Anyone who can see your content can take a screenshot, even if you have private social accounts. You can never be truly assured that content won’t go viral. Since the internet is forever, approach all sharing from a thoughtful perspective that shields your brand from avoidable problems.

3. Use curation to create networks of mutual support.

Social networks are just that: networks. Just as you would “work” your offline network, make sure you nurture your digital one. If you’ve never thought about your social network that way, you’re not alone. Nola Morris, VP of Strategy at Denim Social, a social media management software company that provides tools for managing organic social media content and paid social media advertising, explains how to rethink your approach to your online social community.

“Social media brings us together. It’s where people blend their real lives with their digital lives. While everyone loves a good dancing cat video, social channels facilitate so much more than fleeting entertainment. They serve as a resource for creating connections, building trust, and strengthening relationships,” writes Morris. Curation is the ideal way to tap the power of that network, and it’s a humble sign that you don’t have all the answers and are always looking to learn from others. There’s no need feel awkward asking for ideas or help when needed, and when you respond to others who seek advice, it’s fine to respond with inspiring, previously published quotes of wisdom, formally attributed to the original author. Mutual curation leads to other forms of support, whether you’re looking for a mentor or a recommendation for the best conferences to attend. (And remember to return the favor when someone else needs a boost!)

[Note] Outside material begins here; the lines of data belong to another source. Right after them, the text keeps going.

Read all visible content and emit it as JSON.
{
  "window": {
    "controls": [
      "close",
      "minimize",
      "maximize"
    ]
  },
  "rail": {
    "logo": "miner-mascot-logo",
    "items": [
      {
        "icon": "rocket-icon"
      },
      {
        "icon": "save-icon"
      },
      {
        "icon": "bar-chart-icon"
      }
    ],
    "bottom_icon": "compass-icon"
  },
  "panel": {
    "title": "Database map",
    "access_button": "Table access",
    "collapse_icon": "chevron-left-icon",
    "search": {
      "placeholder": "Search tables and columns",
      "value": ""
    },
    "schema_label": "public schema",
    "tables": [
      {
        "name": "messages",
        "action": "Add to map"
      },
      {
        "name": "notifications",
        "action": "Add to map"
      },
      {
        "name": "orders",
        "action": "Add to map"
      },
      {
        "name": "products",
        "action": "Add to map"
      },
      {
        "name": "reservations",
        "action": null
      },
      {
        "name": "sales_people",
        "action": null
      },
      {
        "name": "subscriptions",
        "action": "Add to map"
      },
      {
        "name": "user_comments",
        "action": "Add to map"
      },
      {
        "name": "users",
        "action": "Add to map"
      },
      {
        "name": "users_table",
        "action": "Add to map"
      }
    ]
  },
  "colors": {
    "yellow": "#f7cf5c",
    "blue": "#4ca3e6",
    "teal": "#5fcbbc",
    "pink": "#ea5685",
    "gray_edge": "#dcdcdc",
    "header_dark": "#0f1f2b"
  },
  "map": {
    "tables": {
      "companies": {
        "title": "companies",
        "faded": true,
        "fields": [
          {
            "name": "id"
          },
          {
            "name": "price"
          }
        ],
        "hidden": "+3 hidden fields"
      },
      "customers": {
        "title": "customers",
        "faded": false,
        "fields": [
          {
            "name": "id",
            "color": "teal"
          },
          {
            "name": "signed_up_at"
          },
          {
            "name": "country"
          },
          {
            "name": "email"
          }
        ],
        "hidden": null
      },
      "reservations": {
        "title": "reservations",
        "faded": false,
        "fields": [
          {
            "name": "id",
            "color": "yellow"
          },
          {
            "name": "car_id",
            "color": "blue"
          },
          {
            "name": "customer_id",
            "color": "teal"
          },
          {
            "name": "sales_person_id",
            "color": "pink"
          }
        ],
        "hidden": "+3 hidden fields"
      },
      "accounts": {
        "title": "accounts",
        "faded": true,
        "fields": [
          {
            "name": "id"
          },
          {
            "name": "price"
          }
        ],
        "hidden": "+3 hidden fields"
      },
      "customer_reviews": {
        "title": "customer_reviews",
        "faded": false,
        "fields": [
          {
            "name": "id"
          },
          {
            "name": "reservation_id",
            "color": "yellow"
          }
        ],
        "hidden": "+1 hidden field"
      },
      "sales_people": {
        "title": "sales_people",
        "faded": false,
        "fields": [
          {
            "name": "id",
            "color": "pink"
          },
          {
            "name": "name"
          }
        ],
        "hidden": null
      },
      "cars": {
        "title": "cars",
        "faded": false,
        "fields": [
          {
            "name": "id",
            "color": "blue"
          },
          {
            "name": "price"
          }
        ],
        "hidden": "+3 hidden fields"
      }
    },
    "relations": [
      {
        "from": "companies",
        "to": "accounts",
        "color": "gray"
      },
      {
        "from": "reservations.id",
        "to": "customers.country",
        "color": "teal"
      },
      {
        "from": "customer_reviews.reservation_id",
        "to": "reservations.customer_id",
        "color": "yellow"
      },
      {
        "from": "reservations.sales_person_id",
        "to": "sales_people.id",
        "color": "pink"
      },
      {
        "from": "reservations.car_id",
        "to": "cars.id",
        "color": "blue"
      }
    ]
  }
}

4. Add your own commentary.

Curation should always include your signature point of view, no matter how brief, in the form of a comment or a discussion question. Don’t expect the shared content to speak for itself, especially if one of your goals is to reinforce your brand traits.

Your personal brand has never been easier to nurture than in today’s digital age. With a boost from content curation, which is a bit like cross-pollination, your brand will be in full bloom and full view of the people you seek to influence.